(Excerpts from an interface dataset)
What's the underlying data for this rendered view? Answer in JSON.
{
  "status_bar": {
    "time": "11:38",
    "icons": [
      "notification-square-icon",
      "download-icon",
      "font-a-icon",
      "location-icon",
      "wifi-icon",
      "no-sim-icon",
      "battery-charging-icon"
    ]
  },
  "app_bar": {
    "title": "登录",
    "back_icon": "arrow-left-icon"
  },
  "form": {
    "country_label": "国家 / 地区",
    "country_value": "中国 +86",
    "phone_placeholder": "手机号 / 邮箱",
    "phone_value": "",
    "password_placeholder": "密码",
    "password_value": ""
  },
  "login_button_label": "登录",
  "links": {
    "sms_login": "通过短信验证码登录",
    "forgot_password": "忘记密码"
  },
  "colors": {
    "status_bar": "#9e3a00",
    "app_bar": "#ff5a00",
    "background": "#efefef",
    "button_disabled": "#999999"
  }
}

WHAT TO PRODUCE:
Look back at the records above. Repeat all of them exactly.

RESPONSE TO THIS TASK:
What's the underlying data for this rendered view? Answer in JSON.
{
  "status_bar": {
    "time": "11:38",
    "icons": [
      "notification-square-icon",
      "download-icon",
      "font-a-icon",
      "location-icon",
      "wifi-icon",
      "no-sim-icon",
      "battery-charging-icon"
    ]
  },
  "app_bar": {
    "title": "登录",
    "back_icon": "arrow-left-icon"
  },
  "form": {
    "country_label": "国家 / 地区",
    "country_value": "中国 +86",
    "phone_placeholder": "手机号 / 邮箱",
    "phone_value": "",
    "password_placeholder": "密码",
    "password_value": ""
  },
  "login_button_label": "登录",
  "links": {
    "sms_login": "通过短信验证码登录",
    "forgot_password": "忘记密码"
  },
  "colors": {
    "status_bar": "#9e3a00",
    "app_bar": "#ff5a00",
    "background": "#efefef",
    "button_disabled": "#999999"
  }
}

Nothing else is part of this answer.